On “The Daily Show,” Trevor Noah said Guilfoyle's speech was so loud that Canada called the cops. The Internet was flooded with online memes, some of which depicted Guilfoyle as a darkly sinister figure surrounded by thunderstorms and flames.
That stands in contrast to Colbert, who is doing the “Late Show” live for the two weeks of the convention. Noah has expanded his “Daily Social Distancing Show” to five nights instead of four during the conventions.
His jokes during the Democratic convention were decidedly milder, including one routine that mocked Joe Biden's penchant for calling people he barely knows on the telephone. HBO's John Oliver teased Democrats for the repeated use of the word “decent” to describe their candidate.
Donald Trump Jr's sidepiece, and Melania lookalike Kim Guilfoyle, gave an absolutely unhinged speech on the first night of the Republican National Convention. It was a cross between a Hitler speech and the eponymous Dwight Chute awards acceptance from the Office (Season 2, Episode 17).
Twitter watched in horror, and the memes, gives and mocking tweets poured in. For 16 years we have been exposing Washington lies and untangling media deceit.
Guilfoyle, formerly a Fox News host, also invoked her own family history, reflecting on her mother’s life as a teacher in Puerto Rico and her father, “also an immigrant,” who was born in Ireland. She lauded Trump as the “law and order president” who created what she called the “greatest economy the world has ever known.” She concluded her speech with an impassioned cry: “Ladies and gentlemen, leaders and fighters for freedom and liberty for the American dream: The best.
One of the night’s key speakers, a glassy-eyed and fidgety Donald Trump Jr. argued that by taking down monuments to Confederate generals like Robert E. Lee and calling for the removal of George Washington and Thomas Jefferson on Mount Rushmore, the “left” is trying to “cancel” our nation’s founders. In part, it’s because Republicans are a flailing, soulless, idealess party terrified of losing in November and trying to shore up more support with cheap methods.
Culture-based attacks generally kept the first night of the convention fact-free and devoid of discussion of the elephant in the room: the ongoing global pandemic which has devastated families and communities across the country. In order to distract from their tragic mismanagement of the pandemic and the economic crisis, Republicans are using easy, lazy arguments that land with their base.

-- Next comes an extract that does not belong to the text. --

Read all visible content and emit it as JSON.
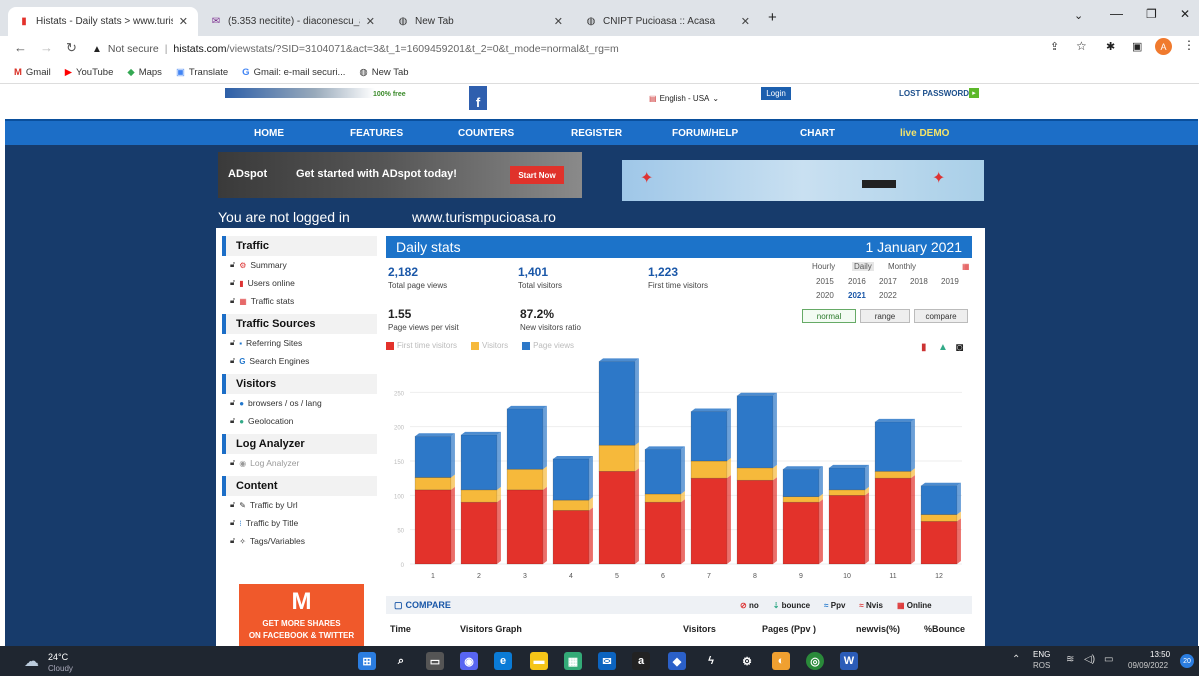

There has been a lot of hand-wringing about cancel culture in the discourse recently, with several prominent center-right voices taking up the battle for free speech in places like college campuses. After author J.K. Rowling made public transphobic comments, she and other prominent writers including Bar Weiss signed a much-debated letter to Harper’s magazine asking for an end to what they called a “stifling atmosphere” in the media and society, at large.